It is also said that there was a man named Bali Raja in Jumla in the 15th century. It is said that he started Deusi and Bhailo.
3. Death-making festival
There is no address for death. This is not to say that it falls in the same month as the festival. It has the nature of coming suddenly and destroying it. How death is associated with our religion is known from the deeds performed during the festival.
The mythology of Yamuna and Yamaraj is associated with Tihar. Since Yamuna only came to his brother from time to time, his brother Yamaraj tried to make his sister happy by feeding her sweets and dressing her well. In the same way, when we meet our people in the family after a long time, when we invite the sisters to our house, we feed them, sweets.

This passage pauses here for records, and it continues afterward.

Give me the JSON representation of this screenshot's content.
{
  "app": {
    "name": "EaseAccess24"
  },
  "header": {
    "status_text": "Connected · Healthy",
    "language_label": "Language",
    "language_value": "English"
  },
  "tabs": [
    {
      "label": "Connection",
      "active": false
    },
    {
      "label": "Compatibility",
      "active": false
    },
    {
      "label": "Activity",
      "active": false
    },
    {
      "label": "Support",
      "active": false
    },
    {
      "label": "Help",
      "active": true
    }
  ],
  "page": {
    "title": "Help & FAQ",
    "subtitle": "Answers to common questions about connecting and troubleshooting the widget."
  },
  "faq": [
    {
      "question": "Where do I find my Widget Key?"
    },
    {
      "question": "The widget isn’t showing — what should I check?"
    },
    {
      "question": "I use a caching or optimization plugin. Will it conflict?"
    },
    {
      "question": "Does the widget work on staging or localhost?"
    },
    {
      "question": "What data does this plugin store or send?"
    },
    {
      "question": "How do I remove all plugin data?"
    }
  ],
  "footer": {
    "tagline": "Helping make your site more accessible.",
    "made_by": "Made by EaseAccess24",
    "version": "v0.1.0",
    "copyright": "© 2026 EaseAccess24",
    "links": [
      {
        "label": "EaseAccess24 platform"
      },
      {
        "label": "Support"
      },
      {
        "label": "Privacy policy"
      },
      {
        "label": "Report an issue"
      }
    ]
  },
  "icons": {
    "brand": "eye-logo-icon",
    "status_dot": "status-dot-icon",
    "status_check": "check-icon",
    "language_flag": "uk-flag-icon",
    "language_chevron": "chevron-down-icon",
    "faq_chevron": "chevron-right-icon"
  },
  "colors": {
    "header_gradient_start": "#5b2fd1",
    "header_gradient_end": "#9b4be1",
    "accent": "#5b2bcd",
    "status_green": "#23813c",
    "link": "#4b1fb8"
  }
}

After this, Yamraj was happy and asked for a gift, but Yamuna asked all the sisters of the world to vaccinate their brothers. Therefore, in order to prolong the life of one’s brothers during the festival, it is customary to vaccinate them with water and oil. This mythological statement seems to be the beginning of Bhaitika.
As soon as Yamapanchak is mentioned, the matter of keeping an account of death is added. There are various forms of death, such as untimely, temporary, accident, disaster, etc. However, the myth that Yamaraj also told me not to bring the people who clean and light the lamps on the day of the new moon of the festival is also prevalent in our society. Thus in Tihar, we also reverently worship the messengers of Yamaraj. Which teaches us to feel death.
4. A festival to worship oneself with animals
The five days of the festival are called ‘Yamapanchak’. That is why the messengers of Yamaraj are worshiped. The crow is worshiped on the first day, the dog on the second day, the cow on the third day, the ox on the fourth day, Mhapuja on the same day, and Bhaitika on the last day.
There is a story that a crow ate nectar. It is considered a good omen bird. As soon as the crow comes, we say ‘Shubh Bol!’ We also worship the dog under the pretext of Yamaraj by worshiping it with celeriac and meat. We also see dogs walking around with respect. We also have the story that a dog went to heaven with Pandavaputra Yudhisthira.
The cow is considered a symbol of Lakshmi. Together we worship the cow as Lakshmi, mother, mother or life-giver. The cow is worshiped in association with Krishna as Govardhana mountain.
The Newar community in and outside Kathmandu has a tradition of worshiping themselves. It belongs to the unique culture of the world. Worship is done to make oneself pure, pure, and endowed with the human spirit. Nepal Samvat starts from this day. The valley rejoices in the New Year. Today, Nepal Samvat is officially recognized. This Samvat, which comes from the name of the country called Nepal, is our original Samvat.
5. There is a difference between Dashain and Tihar
There is some difference between Dashain and Tihar. Dashain can be called a festival of family ties and rituals. In Dashain, Tika and Jamara give love to the younger ones. But, fun gets more priority in the festival. Everyone is looking forward to having fun. And it comes more connected with nature and with siblings.
In Dashain, meat dishes are predominant. Coconut and ghirau are used during worship. The practice of sacrificing at the state level during the decade is still going on. But during the festival, fruits as well as various types of bread, sweets, and sweets are eaten instead of meat.
In Dashain, it is customary to put dubo on the head, wear it on the ears and wear a garland. Velvet, centipede, and Godavari garlands are worn during the festival.
The festival is also associated with prosperity and development. Since wealth, splendor, happiness, and prosperity are worshiped, it tends to be close to prosperity. The festival is associated not only with food, fun, dance, and worship but also with the expansion of life.
At this time, people get a comfortable opportunity to gamble. It is our mythical rite to gamble, play cards, dice, and dice so that the loser knows or accepts the defeat.